WHAT YOU NEED TO DO ▸ Only the pictures are to be dropped; return all other data below exactly.

******

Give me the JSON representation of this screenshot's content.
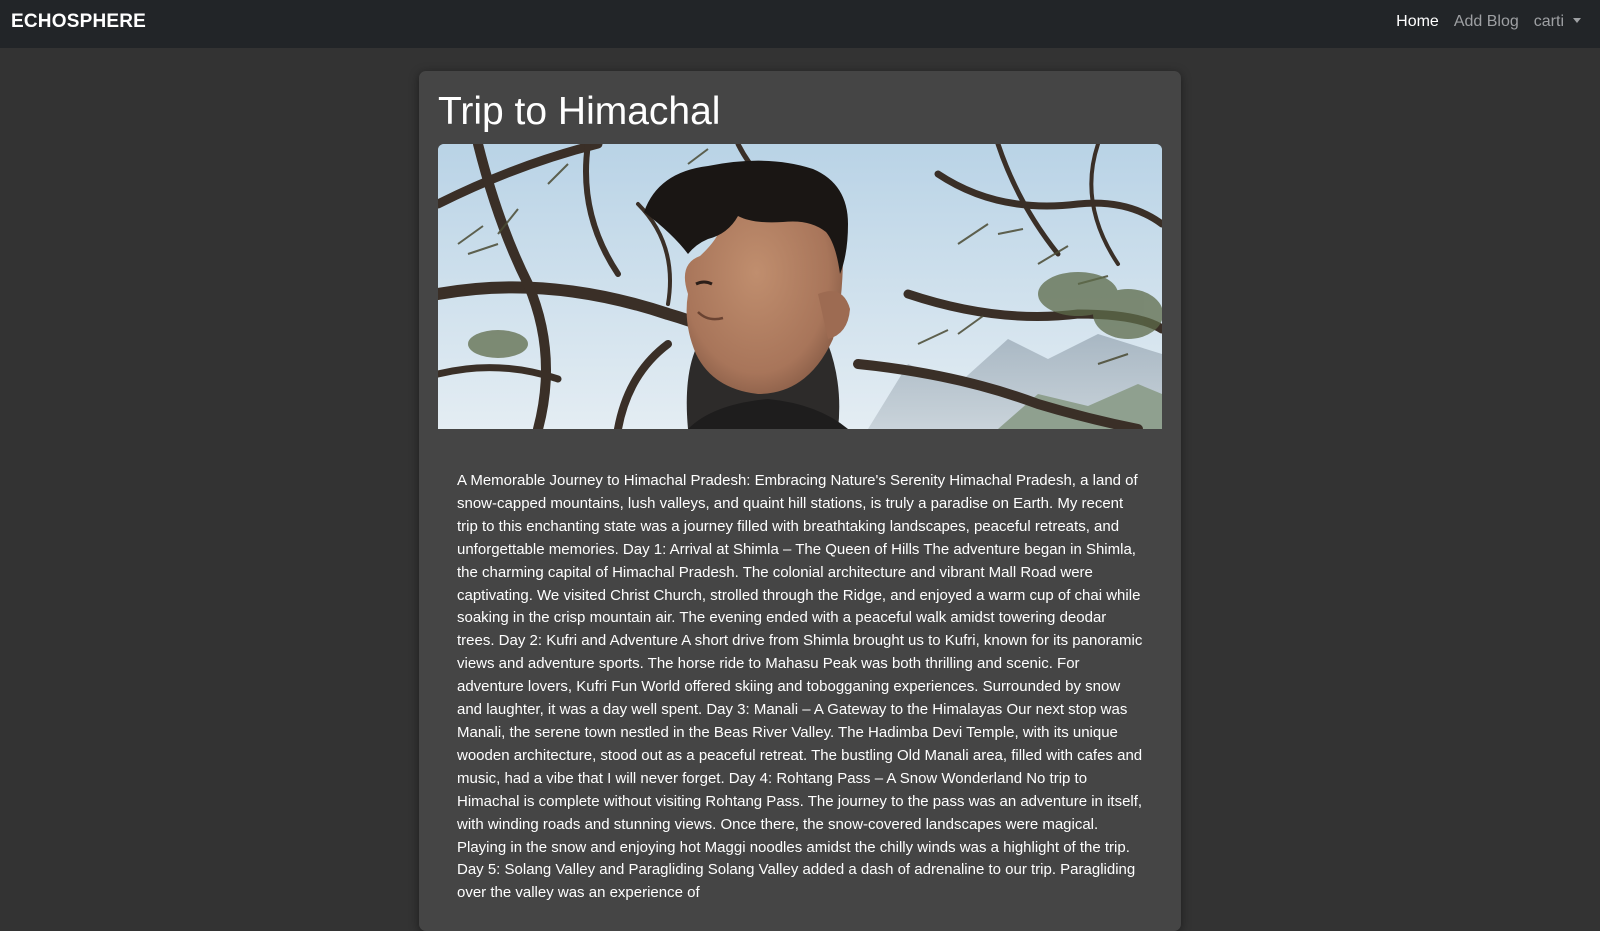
{
  "navbar": {
    "brand": "ECHOSPHERE",
    "links": [
      {
        "label": "Home",
        "active": true
      },
      {
        "label": "Add Blog",
        "active": false
      }
    ],
    "user_menu": "carti"
  },
  "post": {
    "title": "Trip to Himachal",
    "image_alt": "Smiling young man among cedar branches with mountains in the background",
    "body": "A Memorable Journey to Himachal Pradesh: Embracing Nature's Serenity Himachal Pradesh, a land of snow-capped mountains, lush valleys, and quaint hill stations, is truly a paradise on Earth. My recent trip to this enchanting state was a journey filled with breathtaking landscapes, peaceful retreats, and unforgettable memories. Day 1: Arrival at Shimla – The Queen of Hills The adventure began in Shimla, the charming capital of Himachal Pradesh. The colonial architecture and vibrant Mall Road were captivating. We visited Christ Church, strolled through the Ridge, and enjoyed a warm cup of chai while soaking in the crisp mountain air. The evening ended with a peaceful walk amidst towering deodar trees. Day 2: Kufri and Adventure A short drive from Shimla brought us to Kufri, known for its panoramic views and adventure sports. The horse ride to Mahasu Peak was both thrilling and scenic. For adventure lovers, Kufri Fun World offered skiing and tobogganing experiences. Surrounded by snow and laughter, it was a day well spent. Day 3: Manali – A Gateway to the Himalayas Our next stop was Manali, the serene town nestled in the Beas River Valley. The Hadimba Devi Temple, with its unique wooden architecture, stood out as a peaceful retreat. The bustling Old Manali area, filled with cafes and music, had a vibe that I will never forget. Day 4: Rohtang Pass – A Snow Wonderland No trip to Himachal is complete without visiting Rohtang Pass. The journey to the pass was an adventure in itself, with winding roads and stunning views. Once there, the snow-covered landscapes were magical. Playing in the snow and enjoying hot Maggi noodles amidst the chilly winds was a highlight of the trip. Day 5: Solang Valley and Paragliding Solang Valley added a dash of adrenaline to our trip. Paragliding over the valley was an experience of"
  },
  "colors": {
    "page_bg": "#333333",
    "navbar_bg": "#222528",
    "card_bg": "#454545",
    "text": "#ffffff",
    "nav_muted": "#9ea0a3"
  }
}
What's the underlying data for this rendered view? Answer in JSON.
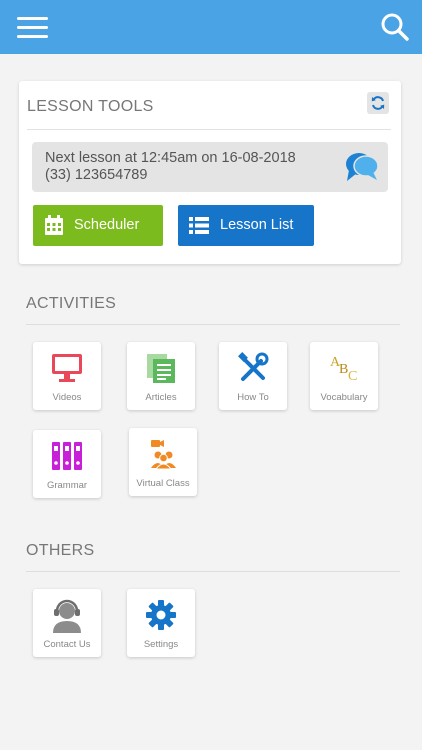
{
  "header": {
    "menu_icon": "hamburger-menu-icon",
    "search_icon": "search-icon",
    "bar_color": "#4aa3e4"
  },
  "lesson_tools": {
    "title": "LESSON TOOLS",
    "refresh_icon": "refresh-icon",
    "next_lesson_line1": "Next lesson at 12:45am on 16-08-2018",
    "next_lesson_line2": "(33) 123654789",
    "chat_icon": "chat-bubble-icon",
    "scheduler_label": "Scheduler",
    "lesson_list_label": "Lesson List",
    "scheduler_color": "#7cbb1e",
    "lesson_list_color": "#1675c9"
  },
  "activities": {
    "title": "ACTIVITIES",
    "items": [
      {
        "label": "Videos",
        "icon": "monitor-icon",
        "color": "#e8485a"
      },
      {
        "label": "Articles",
        "icon": "documents-icon",
        "color": "#5cb85c"
      },
      {
        "label": "How To",
        "icon": "tools-icon",
        "color": "#1675c9"
      },
      {
        "label": "Vocabulary",
        "icon": "abc-icon",
        "color": "#c9a227"
      },
      {
        "label": "Grammar",
        "icon": "binders-icon",
        "color": "#c81fd8"
      },
      {
        "label": "Virtual Class",
        "icon": "group-video-icon",
        "color": "#f08a24"
      }
    ]
  },
  "others": {
    "title": "OTHERS",
    "items": [
      {
        "label": "Contact Us",
        "icon": "support-agent-icon",
        "color": "#8c8c8c"
      },
      {
        "label": "Settings",
        "icon": "gear-icon",
        "color": "#1675c9"
      }
    ]
  }
}
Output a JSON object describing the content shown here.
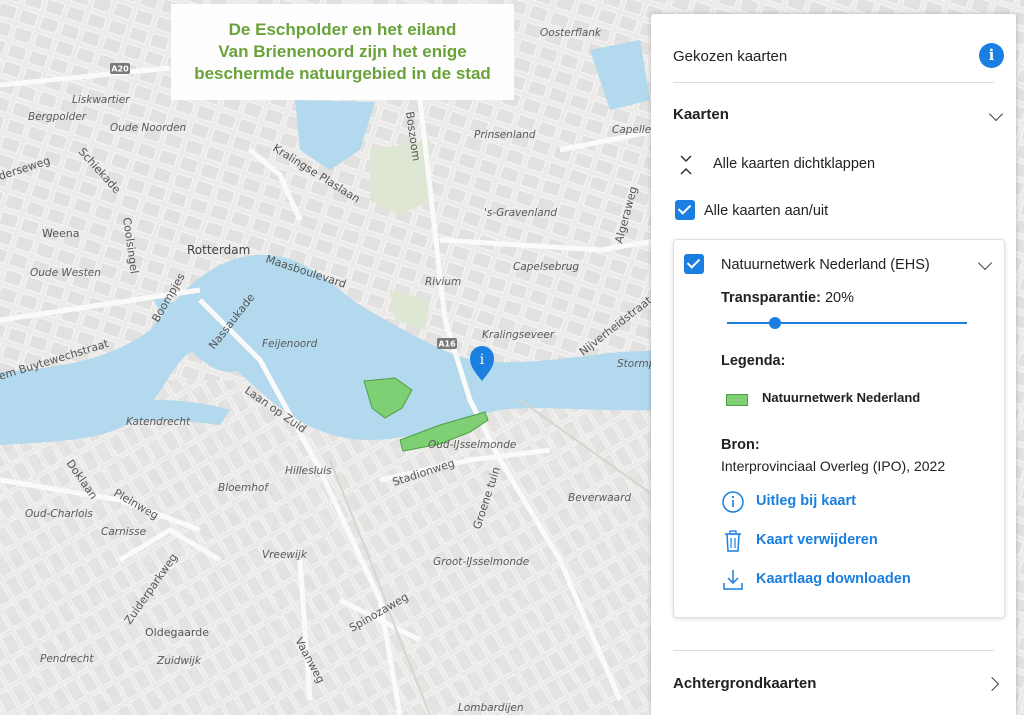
{
  "map": {
    "callout_lines": [
      "De Eschpolder en het eiland",
      "Van Brienenoord zijn het enige",
      "beschermde natuurgebied in de stad"
    ],
    "labels": {
      "oosterflank": "Oosterflank",
      "liskwartier": "Liskwartier",
      "bergpolder": "Bergpolder",
      "oude_noorden": "Oude Noorden",
      "prinsenland": "Prinsenland",
      "capelle": "Capelle",
      "s_gravenland": "'s-Gravenland",
      "weena": "Weena",
      "rotterdam": "Rotterdam",
      "oude_westen": "Oude Westen",
      "rivium": "Rivium",
      "capelsebrug": "Capelsebrug",
      "kralingseveer": "Kralingseveer",
      "feijenoord": "Feijenoord",
      "katendrecht": "Katendrecht",
      "oud_ijsselmonde": "Oud-IJsselmonde",
      "hillesluis": "Hillesluis",
      "bloemhof": "Bloemhof",
      "oud_charlois": "Oud-Charlois",
      "carnisse": "Carnisse",
      "vreewijk": "Vreewijk",
      "beverwaard": "Beverwaard",
      "groot_ijsselmonde": "Groot-IJsselmonde",
      "oldegaarde": "Oldegaarde",
      "pendrecht": "Pendrecht",
      "zuidwijk": "Zuidwijk",
      "lombardijen": "Lombardijen",
      "stormpolder": "Stormp"
    },
    "roads": {
      "kralingse_plaslaan": "Kralingse Plaslaan",
      "boszoom": "Boszoom",
      "schiekade": "Schiekade",
      "coolsingel": "Coolsingel",
      "maasboulevard": "Maasboulevard",
      "boompjes": "Boompjes",
      "nassaukade": "Nassaukade",
      "buytewechstraat": "em Buytewechstraat",
      "laan_op_zuid": "Laan op Zuid",
      "stadionweg": "Stadionweg",
      "groene_tuin": "Groene tuin",
      "doklaan": "Doklaan",
      "pleinweg": "Pleinweg",
      "zuiderparkweg": "Zuiderparkweg",
      "spinozaweg": "Spinozaweg",
      "vaanweg": "Vaanweg",
      "nijverheidstraat": "Nijverheidstraat",
      "algeraweg": "Algeraweg",
      "kleiweg": "derseweg"
    },
    "shields": {
      "a20": "A20",
      "a16": "A16"
    }
  },
  "panel": {
    "header_title": "Gekozen kaarten",
    "kaarten_title": "Kaarten",
    "collapse_all_label": "Alle kaarten dichtklappen",
    "toggle_all_label": "Alle kaarten aan/uit",
    "layer": {
      "title": "Natuurnetwerk Nederland (EHS)",
      "transparency_label": "Transparantie:",
      "transparency_value": "20%",
      "transparency_fraction": 0.2,
      "legend_heading": "Legenda:",
      "legend_item": "Natuurnetwerk Nederland",
      "source_heading": "Bron:",
      "source_value": "Interprovinciaal Overleg (IPO), 2022",
      "actions": {
        "explain": "Uitleg bij kaart",
        "remove": "Kaart verwijderen",
        "download": "Kaartlaag downloaden"
      }
    },
    "background_maps_title": "Achtergrondkaarten"
  },
  "colors": {
    "accent": "#1a7fe0",
    "nature_fill": "#7fcf74",
    "water": "#b3d9ee",
    "callout_text": "#6aa23a"
  }
}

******

OUTPUT FOR THIS EXERCISE ▸
Give me the JSON representation of this screenshot's content.
{
  "navbar": {
    "brand": "ECHOSPHERE",
    "links": [
      {
        "label": "Home",
        "active": true
      },
      {
        "label": "Add Blog",
        "active": false
      }
    ],
    "user_menu": "carti"
  },
  "post": {
    "title": "Trip to Himachal",
    "image_alt": "Smiling young man among cedar branches with mountains in the background",
    "body": "A Memorable Journey to Himachal Pradesh: Embracing Nature's Serenity Himachal Pradesh, a land of snow-capped mountains, lush valleys, and quaint hill stations, is truly a paradise on Earth. My recent trip to this enchanting state was a journey filled with breathtaking landscapes, peaceful retreats, and unforgettable memories. Day 1: Arrival at Shimla – The Queen of Hills The adventure began in Shimla, the charming capital of Himachal Pradesh. The colonial architecture and vibrant Mall Road were captivating. We visited Christ Church, strolled through the Ridge, and enjoyed a warm cup of chai while soaking in the crisp mountain air. The evening ended with a peaceful walk amidst towering deodar trees. Day 2: Kufri and Adventure A short drive from Shimla brought us to Kufri, known for its panoramic views and adventure sports. The horse ride to Mahasu Peak was both thrilling and scenic. For adventure lovers, Kufri Fun World offered skiing and tobogganing experiences. Surrounded by snow and laughter, it was a day well spent. Day 3: Manali – A Gateway to the Himalayas Our next stop was Manali, the serene town nestled in the Beas River Valley. The Hadimba Devi Temple, with its unique wooden architecture, stood out as a peaceful retreat. The bustling Old Manali area, filled with cafes and music, had a vibe that I will never forget. Day 4: Rohtang Pass – A Snow Wonderland No trip to Himachal is complete without visiting Rohtang Pass. The journey to the pass was an adventure in itself, with winding roads and stunning views. Once there, the snow-covered landscapes were magical. Playing in the snow and enjoying hot Maggi noodles amidst the chilly winds was a highlight of the trip. Day 5: Solang Valley and Paragliding Solang Valley added a dash of adrenaline to our trip. Paragliding over the valley was an experience of"
  },
  "colors": {
    "page_bg": "#333333",
    "navbar_bg": "#222528",
    "card_bg": "#454545",
    "text": "#ffffff",
    "nav_muted": "#9ea0a3"
  }
}
What's the underlying data for this rendered view? Answer in JSON.
{
  "header": {
    "menu_icon": "hamburger-menu-icon",
    "search_icon": "search-icon",
    "bar_color": "#4aa3e4"
  },
  "lesson_tools": {
    "title": "LESSON TOOLS",
    "refresh_icon": "refresh-icon",
    "next_lesson_line1": "Next lesson at 12:45am on 16-08-2018",
    "next_lesson_line2": "(33) 123654789",
    "chat_icon": "chat-bubble-icon",
    "scheduler_label": "Scheduler",
    "lesson_list_label": "Lesson List",
    "scheduler_color": "#7cbb1e",
    "lesson_list_color": "#1675c9"
  },
  "activities": {
    "title": "ACTIVITIES",
    "items": [
      {
        "label": "Videos",
        "icon": "monitor-icon",
        "color": "#e8485a"
      },
      {
        "label": "Articles",
        "icon": "documents-icon",
        "color": "#5cb85c"
      },
      {
        "label": "How To",
        "icon": "tools-icon",
        "color": "#1675c9"
      },
      {
        "label": "Vocabulary",
        "icon": "abc-icon",
        "color": "#c9a227"
      },
      {
        "label": "Grammar",
        "icon": "binders-icon",
        "color": "#c81fd8"
      },
      {
        "label": "Virtual Class",
        "icon": "group-video-icon",
        "color": "#f08a24"
      }
    ]
  },
  "others": {
    "title": "OTHERS",
    "items": [
      {
        "label": "Contact Us",
        "icon": "support-agent-icon",
        "color": "#8c8c8c"
      },
      {
        "label": "Settings",
        "icon": "gear-icon",
        "color": "#1675c9"
      }
    ]
  }
}
Output a JSON object describing the content shown here.
{
  "map": {
    "callout_lines": [
      "De Eschpolder en het eiland",
      "Van Brienenoord zijn het enige",
      "beschermde natuurgebied in de stad"
    ],
    "labels": {
      "oosterflank": "Oosterflank",
      "liskwartier": "Liskwartier",
      "bergpolder": "Bergpolder",
      "oude_noorden": "Oude Noorden",
      "prinsenland": "Prinsenland",
      "capelle": "Capelle",
      "s_gravenland": "'s-Gravenland",
      "weena": "Weena",
      "rotterdam": "Rotterdam",
      "oude_westen": "Oude Westen",
      "rivium": "Rivium",
      "capelsebrug": "Capelsebrug",
      "kralingseveer": "Kralingseveer",
      "feijenoord": "Feijenoord",
      "katendrecht": "Katendrecht",
      "oud_ijsselmonde": "Oud-IJsselmonde",
      "hillesluis": "Hillesluis",
      "bloemhof": "Bloemhof",
      "oud_charlois": "Oud-Charlois",
      "carnisse": "Carnisse",
      "vreewijk": "Vreewijk",
      "beverwaard": "Beverwaard",
      "groot_ijsselmonde": "Groot-IJsselmonde",
      "oldegaarde": "Oldegaarde",
      "pendrecht": "Pendrecht",
      "zuidwijk": "Zuidwijk",
      "lombardijen": "Lombardijen",
      "stormpolder": "Stormp"
    },
    "roads": {
      "kralingse_plaslaan": "Kralingse Plaslaan",
      "boszoom": "Boszoom",
      "schiekade": "Schiekade",
      "coolsingel": "Coolsingel",
      "maasboulevard": "Maasboulevard",
      "boompjes": "Boompjes",
      "nassaukade": "Nassaukade",
      "buytewechstraat": "em Buytewechstraat",
      "laan_op_zuid": "Laan op Zuid",
      "stadionweg": "Stadionweg",
      "groene_tuin": "Groene tuin",
      "doklaan": "Doklaan",
      "pleinweg": "Pleinweg",
      "zuiderparkweg": "Zuiderparkweg",
      "spinozaweg": "Spinozaweg",
      "vaanweg": "Vaanweg",
      "nijverheidstraat": "Nijverheidstraat",
      "algeraweg": "Algeraweg",
      "kleiweg": "derseweg"
    },
    "shields": {
      "a20": "A20",
      "a16": "A16"
    }
  },
  "panel": {
    "header_title": "Gekozen kaarten",
    "kaarten_title": "Kaarten",
    "collapse_all_label": "Alle kaarten dichtklappen",
    "toggle_all_label": "Alle kaarten aan/uit",
    "layer": {
      "title": "Natuurnetwerk Nederland (EHS)",
      "transparency_label": "Transparantie:",
      "transparency_value": "20%",
      "transparency_fraction": 0.2,
      "legend_heading": "Legenda:",
      "legend_item": "Natuurnetwerk Nederland",
      "source_heading": "Bron:",
      "source_value": "Interprovinciaal Overleg (IPO), 2022",
      "actions": {
        "explain": "Uitleg bij kaart",
        "remove": "Kaart verwijderen",
        "download": "Kaartlaag downloaden"
      }
    },
    "background_maps_title": "Achtergrondkaarten"
  },
  "colors": {
    "accent": "#1a7fe0",
    "nature_fill": "#7fcf74",
    "water": "#b3d9ee",
    "callout_text": "#6aa23a"
  }
}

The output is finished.